Billions would be slashed from Affordable Care Act tax credits, making it easier for Republicans to repeal the Affordable Care Act.
The Senate budget plan would take $37 billion out of the National Institutes of Health over the next decade, which would cut funding for Alzheimer's disease, cancer and other critical medical research, the report said.
The Senate Budget Committee is scheduled to begin a mark-up of the budget proposal Wednesday at 2:30 p.m., and again on Thursday. The plan would then be reconciled with the House budget.
"The Republican budget is a massive transfer of wealth from working families, the elderly, children, the sick and the poor to the top 1 percent," the report said. "Not only would it cut Medicaid by $1 trillion, it would also cut Medicare by more than $470 billion in order to pay for hundreds of billions in tax breaks to the wealthiest people and most profitable corporations in America."
There are also cuts to housing, heating, nutrition assistance, Pell Grant funding, Head Start services and transportation, according to the report.
Proposals include cutting $37 billion to affordable housing and the Section 8 rental assistance program, $4 billion in the Low Income Home Energy Assistance Program, or LIHEAP, $6.5 billion to the Women, Infant and Children's nutrition program, more than $100 billion, or 33 percent of Pell Grant funding for students and $3 billion from Head Start services.
The Republican plan would increase the federal deficit by $1.5 trillion over the next decade, which would pave the way for cuts to Social Security, the report said.
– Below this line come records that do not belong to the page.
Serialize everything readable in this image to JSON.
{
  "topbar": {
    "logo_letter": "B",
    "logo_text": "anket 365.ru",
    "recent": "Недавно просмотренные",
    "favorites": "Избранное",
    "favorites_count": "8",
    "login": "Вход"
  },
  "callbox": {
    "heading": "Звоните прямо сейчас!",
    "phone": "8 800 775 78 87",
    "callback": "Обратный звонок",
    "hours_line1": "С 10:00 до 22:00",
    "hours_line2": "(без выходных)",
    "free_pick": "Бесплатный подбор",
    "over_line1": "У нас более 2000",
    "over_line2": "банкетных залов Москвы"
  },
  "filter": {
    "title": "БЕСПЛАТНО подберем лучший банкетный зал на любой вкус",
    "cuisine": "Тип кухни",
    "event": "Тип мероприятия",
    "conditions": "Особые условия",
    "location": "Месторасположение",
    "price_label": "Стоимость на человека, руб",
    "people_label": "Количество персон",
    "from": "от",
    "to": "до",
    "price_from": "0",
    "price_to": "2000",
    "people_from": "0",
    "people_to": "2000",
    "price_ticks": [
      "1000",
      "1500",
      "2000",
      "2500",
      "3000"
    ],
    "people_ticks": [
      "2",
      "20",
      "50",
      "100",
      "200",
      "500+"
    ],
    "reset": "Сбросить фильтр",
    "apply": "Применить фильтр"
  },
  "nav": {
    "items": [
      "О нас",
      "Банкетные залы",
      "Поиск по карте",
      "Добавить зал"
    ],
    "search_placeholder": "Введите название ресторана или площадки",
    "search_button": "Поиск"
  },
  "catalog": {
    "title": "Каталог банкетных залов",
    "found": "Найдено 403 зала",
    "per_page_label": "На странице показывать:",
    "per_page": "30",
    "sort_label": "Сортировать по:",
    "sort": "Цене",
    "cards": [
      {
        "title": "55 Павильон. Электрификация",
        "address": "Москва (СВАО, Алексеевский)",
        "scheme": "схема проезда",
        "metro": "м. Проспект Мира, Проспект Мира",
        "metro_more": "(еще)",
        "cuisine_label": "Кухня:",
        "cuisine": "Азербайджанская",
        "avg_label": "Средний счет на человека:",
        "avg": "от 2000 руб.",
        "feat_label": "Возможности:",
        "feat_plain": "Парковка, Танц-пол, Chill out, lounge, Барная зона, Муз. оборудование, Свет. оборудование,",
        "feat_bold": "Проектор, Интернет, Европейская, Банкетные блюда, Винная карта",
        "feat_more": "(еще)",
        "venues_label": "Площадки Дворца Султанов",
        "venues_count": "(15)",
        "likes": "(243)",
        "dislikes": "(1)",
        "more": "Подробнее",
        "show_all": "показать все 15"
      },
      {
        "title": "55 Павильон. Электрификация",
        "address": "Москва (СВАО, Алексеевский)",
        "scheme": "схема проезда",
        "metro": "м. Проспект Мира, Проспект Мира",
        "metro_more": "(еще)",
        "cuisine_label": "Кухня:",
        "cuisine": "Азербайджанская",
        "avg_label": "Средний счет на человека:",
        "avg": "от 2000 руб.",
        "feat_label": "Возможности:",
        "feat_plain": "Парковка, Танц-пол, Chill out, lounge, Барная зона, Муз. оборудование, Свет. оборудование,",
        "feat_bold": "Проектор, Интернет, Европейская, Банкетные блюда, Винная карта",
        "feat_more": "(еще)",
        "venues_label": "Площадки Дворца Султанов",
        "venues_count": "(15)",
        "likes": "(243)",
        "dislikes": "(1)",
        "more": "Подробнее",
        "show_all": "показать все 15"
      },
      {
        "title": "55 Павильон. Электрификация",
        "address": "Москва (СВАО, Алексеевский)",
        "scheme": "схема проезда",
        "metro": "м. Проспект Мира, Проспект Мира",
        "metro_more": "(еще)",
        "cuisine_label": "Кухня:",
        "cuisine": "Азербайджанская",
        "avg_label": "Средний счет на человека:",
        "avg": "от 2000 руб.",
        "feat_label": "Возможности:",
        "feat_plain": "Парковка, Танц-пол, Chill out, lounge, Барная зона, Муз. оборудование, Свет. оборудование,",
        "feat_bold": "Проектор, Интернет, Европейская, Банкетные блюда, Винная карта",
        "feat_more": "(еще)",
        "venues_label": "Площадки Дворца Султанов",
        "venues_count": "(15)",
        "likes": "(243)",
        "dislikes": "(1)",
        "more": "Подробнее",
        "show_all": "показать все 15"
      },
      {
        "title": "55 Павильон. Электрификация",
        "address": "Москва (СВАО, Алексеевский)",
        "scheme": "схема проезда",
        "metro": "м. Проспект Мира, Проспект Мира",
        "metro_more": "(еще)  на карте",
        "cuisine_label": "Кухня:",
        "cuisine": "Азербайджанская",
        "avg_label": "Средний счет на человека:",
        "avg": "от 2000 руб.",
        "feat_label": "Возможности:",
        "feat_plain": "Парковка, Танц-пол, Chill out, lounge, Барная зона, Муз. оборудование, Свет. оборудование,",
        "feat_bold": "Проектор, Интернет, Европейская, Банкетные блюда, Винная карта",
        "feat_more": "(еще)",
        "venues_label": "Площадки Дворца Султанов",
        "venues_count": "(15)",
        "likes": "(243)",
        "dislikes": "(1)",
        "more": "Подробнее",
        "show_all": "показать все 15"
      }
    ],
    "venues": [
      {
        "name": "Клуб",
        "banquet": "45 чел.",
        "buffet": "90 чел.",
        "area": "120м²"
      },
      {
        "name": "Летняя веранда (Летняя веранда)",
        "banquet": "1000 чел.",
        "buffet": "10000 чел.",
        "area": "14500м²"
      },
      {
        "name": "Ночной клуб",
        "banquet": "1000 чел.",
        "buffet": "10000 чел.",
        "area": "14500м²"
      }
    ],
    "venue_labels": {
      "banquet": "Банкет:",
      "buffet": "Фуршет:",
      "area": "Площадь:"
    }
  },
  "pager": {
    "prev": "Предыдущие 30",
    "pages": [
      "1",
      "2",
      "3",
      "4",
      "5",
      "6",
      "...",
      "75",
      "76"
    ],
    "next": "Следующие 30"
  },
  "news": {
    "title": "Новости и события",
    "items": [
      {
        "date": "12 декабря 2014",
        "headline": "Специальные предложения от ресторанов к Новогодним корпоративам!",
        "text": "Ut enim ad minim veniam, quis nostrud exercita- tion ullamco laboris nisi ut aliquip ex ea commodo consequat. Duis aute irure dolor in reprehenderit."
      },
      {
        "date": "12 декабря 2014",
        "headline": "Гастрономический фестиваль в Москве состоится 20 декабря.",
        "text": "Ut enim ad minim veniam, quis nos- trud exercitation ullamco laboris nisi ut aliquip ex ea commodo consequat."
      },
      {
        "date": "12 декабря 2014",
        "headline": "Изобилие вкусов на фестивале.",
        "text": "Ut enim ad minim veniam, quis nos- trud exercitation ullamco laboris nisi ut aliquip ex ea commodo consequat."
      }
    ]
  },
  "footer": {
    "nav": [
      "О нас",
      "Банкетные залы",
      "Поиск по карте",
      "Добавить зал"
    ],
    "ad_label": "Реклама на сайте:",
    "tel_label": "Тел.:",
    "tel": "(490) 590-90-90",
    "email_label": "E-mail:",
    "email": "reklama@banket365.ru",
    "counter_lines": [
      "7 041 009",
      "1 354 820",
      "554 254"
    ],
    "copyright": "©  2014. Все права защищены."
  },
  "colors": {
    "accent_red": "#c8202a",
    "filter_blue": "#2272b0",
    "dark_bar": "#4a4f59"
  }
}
At the end of the year, if legislation has added to the deficit, the Office of Management and Budget is required to enact an across-the-board spending cut in a sequestration.
Sanders, an Independent from Vermont, is a proponent of Medicare for all in a single payer plan for healthcare.